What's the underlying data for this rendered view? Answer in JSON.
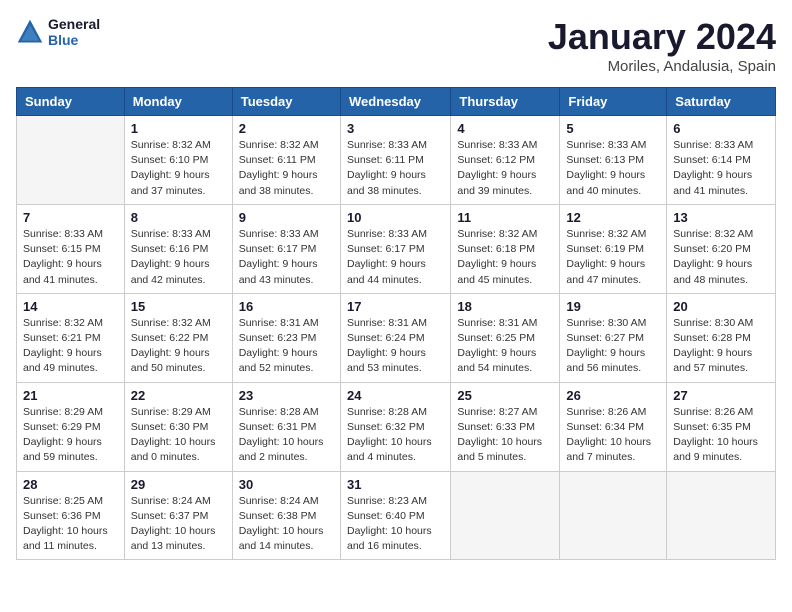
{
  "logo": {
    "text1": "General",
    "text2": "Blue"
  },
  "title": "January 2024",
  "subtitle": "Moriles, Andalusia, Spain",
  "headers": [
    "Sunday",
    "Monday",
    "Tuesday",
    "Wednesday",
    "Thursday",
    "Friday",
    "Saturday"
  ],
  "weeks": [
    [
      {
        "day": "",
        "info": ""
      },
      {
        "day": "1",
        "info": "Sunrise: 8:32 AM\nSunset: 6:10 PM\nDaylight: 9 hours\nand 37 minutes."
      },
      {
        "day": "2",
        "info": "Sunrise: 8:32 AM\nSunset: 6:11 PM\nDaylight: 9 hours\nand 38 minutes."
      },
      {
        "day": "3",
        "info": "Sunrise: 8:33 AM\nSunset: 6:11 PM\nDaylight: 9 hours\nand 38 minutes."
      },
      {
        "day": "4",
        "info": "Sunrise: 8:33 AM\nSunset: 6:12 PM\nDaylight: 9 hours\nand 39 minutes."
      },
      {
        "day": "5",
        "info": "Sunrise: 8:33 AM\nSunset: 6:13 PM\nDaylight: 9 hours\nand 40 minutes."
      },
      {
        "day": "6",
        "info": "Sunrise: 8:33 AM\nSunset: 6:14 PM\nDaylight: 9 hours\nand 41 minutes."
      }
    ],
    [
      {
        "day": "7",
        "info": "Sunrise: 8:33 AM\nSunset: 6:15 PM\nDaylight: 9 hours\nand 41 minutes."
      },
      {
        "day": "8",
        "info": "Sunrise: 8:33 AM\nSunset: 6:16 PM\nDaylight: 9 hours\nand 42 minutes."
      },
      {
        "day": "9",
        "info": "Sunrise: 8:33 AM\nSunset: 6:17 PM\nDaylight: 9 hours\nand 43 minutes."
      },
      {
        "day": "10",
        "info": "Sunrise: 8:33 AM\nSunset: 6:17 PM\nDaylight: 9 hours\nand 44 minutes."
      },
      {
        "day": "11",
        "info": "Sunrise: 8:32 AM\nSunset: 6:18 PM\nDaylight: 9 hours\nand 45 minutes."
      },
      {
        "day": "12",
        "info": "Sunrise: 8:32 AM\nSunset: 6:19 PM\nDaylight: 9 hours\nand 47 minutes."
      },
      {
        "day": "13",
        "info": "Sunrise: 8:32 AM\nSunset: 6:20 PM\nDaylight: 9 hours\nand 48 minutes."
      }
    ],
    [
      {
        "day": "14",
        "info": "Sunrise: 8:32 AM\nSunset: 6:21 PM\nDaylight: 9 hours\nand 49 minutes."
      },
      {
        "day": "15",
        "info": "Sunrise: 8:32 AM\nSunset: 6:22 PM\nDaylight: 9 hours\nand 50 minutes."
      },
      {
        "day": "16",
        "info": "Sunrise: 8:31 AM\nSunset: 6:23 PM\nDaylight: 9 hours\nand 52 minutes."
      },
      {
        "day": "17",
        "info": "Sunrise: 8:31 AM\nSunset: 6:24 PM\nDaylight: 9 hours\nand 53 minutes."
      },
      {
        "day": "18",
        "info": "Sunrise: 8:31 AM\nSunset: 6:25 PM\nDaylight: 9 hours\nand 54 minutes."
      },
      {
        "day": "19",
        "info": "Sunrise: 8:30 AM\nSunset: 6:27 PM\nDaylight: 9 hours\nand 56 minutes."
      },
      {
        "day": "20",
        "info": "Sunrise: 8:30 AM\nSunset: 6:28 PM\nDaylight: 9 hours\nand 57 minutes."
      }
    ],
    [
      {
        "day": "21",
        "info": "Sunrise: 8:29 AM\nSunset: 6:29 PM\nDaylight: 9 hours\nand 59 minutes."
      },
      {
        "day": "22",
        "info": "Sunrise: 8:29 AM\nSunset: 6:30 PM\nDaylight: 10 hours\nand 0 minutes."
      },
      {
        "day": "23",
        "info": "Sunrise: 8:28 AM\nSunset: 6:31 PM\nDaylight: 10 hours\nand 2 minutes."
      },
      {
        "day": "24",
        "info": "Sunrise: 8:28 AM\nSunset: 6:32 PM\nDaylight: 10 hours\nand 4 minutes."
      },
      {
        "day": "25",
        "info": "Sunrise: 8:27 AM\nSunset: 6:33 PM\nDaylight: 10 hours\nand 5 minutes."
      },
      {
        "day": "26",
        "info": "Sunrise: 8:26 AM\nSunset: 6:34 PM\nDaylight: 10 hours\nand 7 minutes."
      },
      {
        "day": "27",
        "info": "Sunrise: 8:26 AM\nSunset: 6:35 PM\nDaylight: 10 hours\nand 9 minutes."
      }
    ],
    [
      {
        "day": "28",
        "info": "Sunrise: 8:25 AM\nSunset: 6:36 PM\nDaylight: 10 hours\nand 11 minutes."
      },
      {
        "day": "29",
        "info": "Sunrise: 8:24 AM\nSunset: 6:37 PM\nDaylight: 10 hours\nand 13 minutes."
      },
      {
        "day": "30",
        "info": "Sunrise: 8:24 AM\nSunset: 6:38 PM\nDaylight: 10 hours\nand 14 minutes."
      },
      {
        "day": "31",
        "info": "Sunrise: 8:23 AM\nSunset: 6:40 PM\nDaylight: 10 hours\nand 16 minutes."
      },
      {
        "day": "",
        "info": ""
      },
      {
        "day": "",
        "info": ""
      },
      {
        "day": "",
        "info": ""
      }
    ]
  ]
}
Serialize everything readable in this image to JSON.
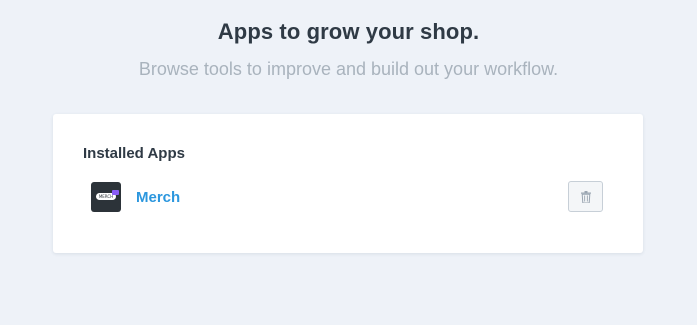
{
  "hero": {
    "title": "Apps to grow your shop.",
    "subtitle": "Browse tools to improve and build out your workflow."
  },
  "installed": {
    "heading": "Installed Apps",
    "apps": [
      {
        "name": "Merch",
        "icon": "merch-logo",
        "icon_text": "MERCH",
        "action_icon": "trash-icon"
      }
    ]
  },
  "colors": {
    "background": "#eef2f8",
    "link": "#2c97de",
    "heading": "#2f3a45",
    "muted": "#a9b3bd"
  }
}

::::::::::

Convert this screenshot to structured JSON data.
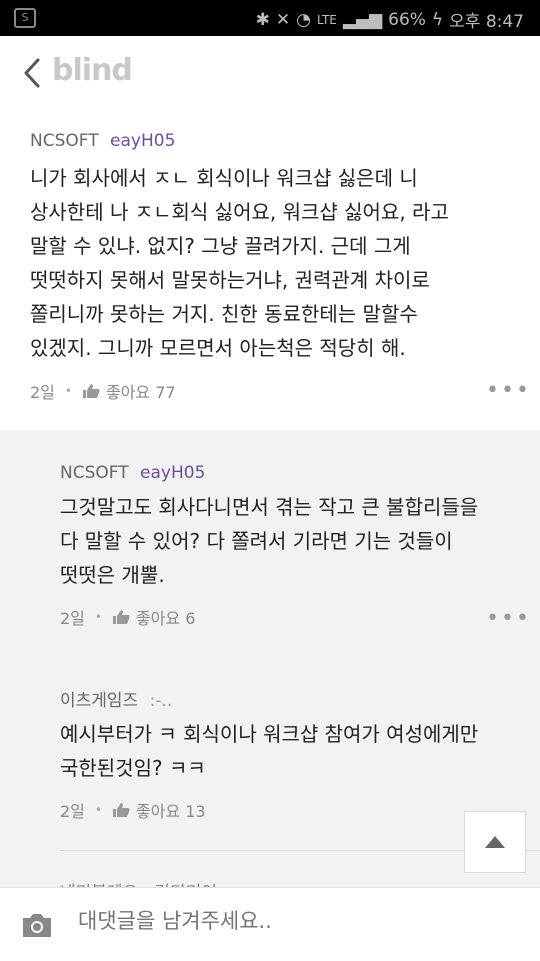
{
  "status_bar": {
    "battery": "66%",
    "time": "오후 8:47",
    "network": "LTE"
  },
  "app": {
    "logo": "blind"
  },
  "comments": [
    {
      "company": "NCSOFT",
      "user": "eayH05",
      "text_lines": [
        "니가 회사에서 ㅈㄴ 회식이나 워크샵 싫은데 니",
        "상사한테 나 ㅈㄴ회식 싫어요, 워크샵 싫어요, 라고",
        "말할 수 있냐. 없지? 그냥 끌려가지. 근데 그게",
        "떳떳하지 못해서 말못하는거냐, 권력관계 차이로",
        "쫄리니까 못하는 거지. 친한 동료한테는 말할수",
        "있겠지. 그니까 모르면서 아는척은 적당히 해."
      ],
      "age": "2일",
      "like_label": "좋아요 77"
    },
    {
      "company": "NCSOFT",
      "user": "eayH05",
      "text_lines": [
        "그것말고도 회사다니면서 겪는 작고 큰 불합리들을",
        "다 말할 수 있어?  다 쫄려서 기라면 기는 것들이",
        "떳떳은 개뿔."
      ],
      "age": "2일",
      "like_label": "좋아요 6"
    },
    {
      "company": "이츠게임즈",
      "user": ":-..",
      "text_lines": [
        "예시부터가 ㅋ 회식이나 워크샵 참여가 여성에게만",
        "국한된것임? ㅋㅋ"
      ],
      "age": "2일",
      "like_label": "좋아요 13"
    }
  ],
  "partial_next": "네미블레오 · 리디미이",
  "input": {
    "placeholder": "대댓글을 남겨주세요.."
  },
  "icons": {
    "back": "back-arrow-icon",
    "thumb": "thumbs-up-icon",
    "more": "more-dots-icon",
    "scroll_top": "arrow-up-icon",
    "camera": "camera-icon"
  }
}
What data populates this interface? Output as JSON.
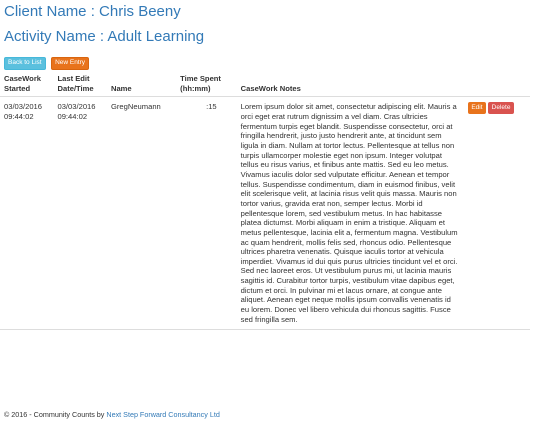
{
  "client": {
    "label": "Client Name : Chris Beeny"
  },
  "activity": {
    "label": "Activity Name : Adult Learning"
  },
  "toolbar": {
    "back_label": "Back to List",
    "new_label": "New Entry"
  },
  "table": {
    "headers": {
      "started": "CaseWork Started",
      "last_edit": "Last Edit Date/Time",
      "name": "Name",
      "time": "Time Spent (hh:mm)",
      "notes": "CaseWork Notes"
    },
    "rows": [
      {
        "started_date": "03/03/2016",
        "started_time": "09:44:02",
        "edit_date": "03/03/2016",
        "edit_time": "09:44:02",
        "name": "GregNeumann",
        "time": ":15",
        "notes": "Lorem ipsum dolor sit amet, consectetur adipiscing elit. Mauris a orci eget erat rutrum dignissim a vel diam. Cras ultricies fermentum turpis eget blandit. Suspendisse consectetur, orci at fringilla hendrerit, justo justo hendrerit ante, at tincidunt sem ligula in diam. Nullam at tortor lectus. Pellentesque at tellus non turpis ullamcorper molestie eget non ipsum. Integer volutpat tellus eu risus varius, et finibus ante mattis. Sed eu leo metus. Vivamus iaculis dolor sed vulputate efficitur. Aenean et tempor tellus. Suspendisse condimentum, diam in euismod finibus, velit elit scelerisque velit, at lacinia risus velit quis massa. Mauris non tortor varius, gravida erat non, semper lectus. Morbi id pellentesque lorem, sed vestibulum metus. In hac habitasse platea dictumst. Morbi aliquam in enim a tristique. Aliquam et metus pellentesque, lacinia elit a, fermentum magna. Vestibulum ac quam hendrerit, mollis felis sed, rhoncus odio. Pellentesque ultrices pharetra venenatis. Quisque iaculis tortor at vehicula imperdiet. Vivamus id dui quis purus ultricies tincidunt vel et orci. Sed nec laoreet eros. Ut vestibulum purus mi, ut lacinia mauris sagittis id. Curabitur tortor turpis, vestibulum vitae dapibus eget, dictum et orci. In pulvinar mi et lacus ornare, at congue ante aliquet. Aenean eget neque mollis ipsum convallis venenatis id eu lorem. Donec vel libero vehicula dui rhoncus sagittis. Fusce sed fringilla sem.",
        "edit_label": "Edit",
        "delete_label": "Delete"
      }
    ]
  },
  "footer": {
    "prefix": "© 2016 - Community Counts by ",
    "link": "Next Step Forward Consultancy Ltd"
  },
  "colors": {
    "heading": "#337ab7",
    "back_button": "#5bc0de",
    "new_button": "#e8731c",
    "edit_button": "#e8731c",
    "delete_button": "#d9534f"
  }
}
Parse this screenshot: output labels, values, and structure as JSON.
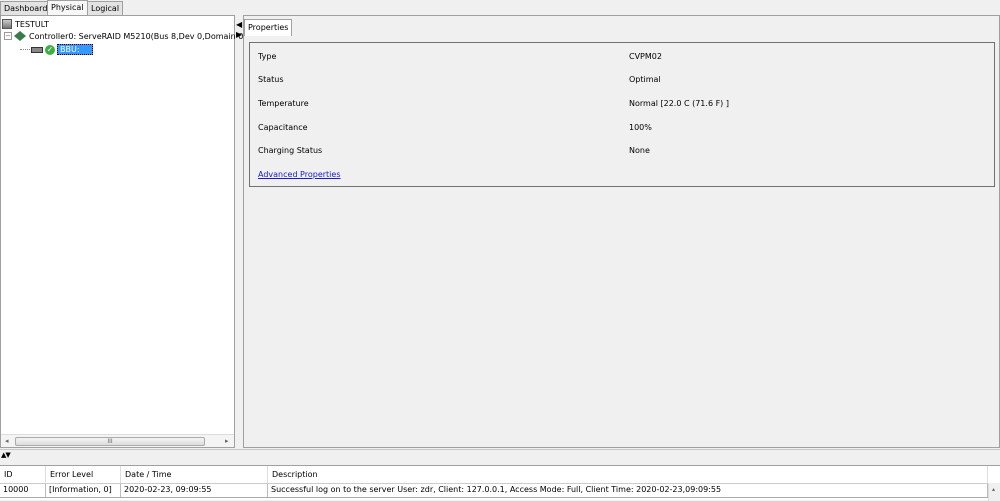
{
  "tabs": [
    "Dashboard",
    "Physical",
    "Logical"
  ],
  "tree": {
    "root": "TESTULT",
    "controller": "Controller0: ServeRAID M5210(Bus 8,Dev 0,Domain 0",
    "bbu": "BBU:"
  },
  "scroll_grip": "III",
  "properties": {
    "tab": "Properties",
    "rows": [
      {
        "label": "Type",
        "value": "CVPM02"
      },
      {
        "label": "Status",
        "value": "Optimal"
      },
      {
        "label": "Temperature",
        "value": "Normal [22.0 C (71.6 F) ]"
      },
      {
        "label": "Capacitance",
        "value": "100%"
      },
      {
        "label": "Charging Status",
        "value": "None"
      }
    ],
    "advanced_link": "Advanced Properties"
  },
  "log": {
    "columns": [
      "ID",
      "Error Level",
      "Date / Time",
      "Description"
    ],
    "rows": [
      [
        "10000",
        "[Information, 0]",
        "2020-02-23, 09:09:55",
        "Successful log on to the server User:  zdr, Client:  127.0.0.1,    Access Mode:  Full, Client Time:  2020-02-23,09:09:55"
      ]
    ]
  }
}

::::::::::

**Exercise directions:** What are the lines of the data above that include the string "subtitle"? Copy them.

**Answer box:**
  "subtitle": "Moriles, Andalusia, Spain",
    "subtitle": "Browse tools to improve and build out your workflow."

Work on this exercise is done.